** ACTIVITY **
Take every line from the listing below that includes "excerpt" and copy it.

** THE DATA **
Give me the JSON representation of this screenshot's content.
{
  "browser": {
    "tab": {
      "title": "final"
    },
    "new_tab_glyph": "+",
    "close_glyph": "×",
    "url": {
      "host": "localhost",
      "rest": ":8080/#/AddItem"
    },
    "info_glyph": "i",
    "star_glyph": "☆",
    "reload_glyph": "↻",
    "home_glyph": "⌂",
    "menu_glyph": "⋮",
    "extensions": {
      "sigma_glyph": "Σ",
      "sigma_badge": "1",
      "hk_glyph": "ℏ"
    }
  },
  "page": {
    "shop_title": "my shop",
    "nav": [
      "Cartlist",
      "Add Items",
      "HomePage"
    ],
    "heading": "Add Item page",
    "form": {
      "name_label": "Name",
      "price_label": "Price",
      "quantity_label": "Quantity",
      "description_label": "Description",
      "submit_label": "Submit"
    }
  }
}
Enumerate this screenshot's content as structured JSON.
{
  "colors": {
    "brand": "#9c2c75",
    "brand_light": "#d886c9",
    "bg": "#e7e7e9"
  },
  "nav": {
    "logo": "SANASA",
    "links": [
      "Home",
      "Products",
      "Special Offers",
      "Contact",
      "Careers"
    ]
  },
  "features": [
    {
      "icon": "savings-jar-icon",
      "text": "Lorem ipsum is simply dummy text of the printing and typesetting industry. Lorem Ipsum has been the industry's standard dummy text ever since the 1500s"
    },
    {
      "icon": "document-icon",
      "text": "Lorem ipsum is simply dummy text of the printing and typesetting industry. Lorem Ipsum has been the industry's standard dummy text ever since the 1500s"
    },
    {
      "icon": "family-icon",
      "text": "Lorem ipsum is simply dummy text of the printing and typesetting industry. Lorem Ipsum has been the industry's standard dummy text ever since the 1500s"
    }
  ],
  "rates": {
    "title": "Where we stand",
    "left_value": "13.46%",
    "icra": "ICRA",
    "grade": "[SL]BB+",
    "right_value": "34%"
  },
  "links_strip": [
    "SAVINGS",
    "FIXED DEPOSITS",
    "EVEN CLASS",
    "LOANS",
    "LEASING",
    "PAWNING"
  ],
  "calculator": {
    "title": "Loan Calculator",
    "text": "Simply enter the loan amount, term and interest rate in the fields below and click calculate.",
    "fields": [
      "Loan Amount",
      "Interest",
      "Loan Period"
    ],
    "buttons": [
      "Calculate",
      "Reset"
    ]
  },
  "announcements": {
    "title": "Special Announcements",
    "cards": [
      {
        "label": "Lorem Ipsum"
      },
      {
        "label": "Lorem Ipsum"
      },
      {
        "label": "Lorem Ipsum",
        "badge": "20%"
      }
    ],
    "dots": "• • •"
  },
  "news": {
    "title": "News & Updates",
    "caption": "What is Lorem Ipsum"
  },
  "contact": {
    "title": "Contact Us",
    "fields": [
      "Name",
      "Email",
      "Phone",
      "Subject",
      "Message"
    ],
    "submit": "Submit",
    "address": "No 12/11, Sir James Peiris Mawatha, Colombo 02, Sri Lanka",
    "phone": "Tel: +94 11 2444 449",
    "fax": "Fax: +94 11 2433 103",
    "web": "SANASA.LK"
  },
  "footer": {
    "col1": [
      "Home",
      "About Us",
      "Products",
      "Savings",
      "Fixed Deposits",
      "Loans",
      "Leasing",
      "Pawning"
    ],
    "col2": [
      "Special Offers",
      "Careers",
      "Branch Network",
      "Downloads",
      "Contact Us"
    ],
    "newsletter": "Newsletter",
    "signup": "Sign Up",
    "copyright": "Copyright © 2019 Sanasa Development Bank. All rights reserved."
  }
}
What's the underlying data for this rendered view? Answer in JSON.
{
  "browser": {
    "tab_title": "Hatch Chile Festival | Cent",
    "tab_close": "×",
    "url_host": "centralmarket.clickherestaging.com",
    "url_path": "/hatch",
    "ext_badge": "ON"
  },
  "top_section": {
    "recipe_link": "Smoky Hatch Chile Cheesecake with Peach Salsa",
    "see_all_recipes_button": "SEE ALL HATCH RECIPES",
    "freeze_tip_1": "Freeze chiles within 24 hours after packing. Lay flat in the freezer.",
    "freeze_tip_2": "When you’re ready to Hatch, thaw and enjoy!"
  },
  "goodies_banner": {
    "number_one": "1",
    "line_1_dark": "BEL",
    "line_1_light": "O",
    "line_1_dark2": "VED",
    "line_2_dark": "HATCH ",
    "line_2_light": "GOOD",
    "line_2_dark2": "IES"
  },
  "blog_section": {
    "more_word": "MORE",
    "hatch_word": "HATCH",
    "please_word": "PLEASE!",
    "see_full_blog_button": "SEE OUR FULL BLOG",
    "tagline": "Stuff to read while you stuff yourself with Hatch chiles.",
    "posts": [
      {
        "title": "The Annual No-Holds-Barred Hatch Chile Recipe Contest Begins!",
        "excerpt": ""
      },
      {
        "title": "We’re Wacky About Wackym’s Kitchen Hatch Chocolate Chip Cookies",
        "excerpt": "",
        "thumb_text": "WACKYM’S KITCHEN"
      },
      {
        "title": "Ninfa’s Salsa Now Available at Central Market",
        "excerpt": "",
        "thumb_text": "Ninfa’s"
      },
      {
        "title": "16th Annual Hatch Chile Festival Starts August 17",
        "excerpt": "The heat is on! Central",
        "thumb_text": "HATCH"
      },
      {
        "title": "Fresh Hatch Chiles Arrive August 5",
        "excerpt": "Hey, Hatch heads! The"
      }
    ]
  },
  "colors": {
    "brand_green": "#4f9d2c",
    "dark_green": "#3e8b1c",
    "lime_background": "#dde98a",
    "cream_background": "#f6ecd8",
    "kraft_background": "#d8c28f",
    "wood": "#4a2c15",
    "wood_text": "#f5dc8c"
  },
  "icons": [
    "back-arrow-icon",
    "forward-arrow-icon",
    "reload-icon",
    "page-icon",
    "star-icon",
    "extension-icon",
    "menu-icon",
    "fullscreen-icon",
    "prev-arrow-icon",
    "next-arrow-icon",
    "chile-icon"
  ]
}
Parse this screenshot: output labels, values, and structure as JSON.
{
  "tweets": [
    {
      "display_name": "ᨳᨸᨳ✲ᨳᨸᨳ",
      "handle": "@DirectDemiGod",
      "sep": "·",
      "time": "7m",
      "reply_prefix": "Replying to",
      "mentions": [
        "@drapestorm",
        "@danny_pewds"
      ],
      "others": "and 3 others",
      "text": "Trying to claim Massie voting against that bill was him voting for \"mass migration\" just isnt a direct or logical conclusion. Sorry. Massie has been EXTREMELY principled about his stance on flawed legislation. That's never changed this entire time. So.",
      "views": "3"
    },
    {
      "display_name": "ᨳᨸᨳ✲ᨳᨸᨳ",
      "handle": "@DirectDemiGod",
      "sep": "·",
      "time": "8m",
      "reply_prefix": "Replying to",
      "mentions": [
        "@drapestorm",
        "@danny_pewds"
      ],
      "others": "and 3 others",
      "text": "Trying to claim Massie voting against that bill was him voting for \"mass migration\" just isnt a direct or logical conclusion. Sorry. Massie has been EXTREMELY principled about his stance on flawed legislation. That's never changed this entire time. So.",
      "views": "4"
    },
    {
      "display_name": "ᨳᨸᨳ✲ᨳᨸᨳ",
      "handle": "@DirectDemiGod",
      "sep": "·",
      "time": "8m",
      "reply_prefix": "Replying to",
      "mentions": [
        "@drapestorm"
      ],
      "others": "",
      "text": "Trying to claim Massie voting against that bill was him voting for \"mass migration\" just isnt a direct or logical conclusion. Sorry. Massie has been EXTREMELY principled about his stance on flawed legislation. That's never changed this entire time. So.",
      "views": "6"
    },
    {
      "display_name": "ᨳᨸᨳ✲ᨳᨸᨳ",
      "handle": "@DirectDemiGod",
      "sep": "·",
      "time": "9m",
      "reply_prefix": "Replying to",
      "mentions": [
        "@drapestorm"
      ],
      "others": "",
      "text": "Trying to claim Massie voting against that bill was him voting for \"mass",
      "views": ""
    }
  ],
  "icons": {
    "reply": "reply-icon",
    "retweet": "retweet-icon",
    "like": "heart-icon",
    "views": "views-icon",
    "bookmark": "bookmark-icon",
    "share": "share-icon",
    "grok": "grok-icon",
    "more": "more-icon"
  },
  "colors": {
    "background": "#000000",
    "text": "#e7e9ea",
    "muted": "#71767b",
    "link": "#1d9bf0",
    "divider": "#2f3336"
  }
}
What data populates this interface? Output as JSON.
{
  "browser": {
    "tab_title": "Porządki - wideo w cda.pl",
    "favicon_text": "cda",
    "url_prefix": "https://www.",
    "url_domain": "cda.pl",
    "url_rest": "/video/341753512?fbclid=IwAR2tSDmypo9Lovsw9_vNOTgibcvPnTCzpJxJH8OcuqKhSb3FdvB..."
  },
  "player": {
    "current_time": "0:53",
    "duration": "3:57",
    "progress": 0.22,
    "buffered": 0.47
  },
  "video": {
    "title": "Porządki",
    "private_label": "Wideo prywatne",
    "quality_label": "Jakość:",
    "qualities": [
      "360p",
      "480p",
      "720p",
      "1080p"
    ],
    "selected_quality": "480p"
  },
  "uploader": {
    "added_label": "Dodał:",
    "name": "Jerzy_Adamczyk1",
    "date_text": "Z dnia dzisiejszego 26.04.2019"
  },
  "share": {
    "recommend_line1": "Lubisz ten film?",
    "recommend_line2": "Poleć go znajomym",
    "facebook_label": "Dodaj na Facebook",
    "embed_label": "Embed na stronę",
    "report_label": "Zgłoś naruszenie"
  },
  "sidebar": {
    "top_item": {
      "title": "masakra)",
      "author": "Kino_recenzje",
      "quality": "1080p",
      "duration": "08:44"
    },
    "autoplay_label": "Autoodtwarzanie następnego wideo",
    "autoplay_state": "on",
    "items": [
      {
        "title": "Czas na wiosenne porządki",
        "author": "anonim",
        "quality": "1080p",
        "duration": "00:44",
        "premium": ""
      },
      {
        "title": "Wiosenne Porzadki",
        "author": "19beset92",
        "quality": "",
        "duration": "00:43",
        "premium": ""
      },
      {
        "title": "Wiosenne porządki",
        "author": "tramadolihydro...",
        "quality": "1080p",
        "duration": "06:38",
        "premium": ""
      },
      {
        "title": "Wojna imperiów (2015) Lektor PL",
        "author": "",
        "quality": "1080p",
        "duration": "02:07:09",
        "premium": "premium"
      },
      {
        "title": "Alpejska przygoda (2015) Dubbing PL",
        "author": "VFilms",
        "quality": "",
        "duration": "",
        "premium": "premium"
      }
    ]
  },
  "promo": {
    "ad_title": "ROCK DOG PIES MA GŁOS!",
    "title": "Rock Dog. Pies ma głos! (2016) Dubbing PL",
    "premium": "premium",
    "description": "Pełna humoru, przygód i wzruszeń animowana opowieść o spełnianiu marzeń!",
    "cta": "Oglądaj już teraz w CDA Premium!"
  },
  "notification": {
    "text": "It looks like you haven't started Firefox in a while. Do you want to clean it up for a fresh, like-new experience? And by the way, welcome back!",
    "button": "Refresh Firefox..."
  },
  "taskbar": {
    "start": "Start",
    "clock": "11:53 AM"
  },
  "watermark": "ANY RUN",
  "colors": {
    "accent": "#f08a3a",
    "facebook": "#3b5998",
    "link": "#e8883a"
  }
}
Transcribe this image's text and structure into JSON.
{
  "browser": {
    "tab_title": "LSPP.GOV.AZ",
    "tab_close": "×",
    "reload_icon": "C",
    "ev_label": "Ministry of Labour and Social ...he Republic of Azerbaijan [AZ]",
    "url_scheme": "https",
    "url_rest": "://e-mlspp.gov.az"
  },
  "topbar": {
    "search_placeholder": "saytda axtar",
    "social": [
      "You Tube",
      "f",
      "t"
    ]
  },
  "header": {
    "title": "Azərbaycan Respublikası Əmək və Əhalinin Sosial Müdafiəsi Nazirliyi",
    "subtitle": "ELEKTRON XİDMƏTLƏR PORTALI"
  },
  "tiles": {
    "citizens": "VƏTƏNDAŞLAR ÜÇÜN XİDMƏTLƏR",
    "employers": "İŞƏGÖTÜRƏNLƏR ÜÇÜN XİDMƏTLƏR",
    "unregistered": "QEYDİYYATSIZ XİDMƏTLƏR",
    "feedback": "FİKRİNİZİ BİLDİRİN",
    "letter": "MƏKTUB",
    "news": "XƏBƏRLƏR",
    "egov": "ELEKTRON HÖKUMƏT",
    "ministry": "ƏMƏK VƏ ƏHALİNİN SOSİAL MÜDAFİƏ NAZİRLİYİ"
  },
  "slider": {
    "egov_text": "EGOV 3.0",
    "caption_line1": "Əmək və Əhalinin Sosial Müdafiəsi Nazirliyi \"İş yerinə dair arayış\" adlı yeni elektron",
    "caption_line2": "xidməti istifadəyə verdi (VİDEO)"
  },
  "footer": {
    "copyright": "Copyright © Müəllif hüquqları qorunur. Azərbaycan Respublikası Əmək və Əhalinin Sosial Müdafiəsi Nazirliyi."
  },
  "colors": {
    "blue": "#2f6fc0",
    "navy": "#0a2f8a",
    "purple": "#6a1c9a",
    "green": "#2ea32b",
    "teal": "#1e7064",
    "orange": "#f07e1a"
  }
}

** OUTPUT **
        "excerpt": ""
        "excerpt": "",
        "excerpt": "",
        "excerpt": "The heat is on! Central",
        "excerpt": "Hey, Hatch heads! The"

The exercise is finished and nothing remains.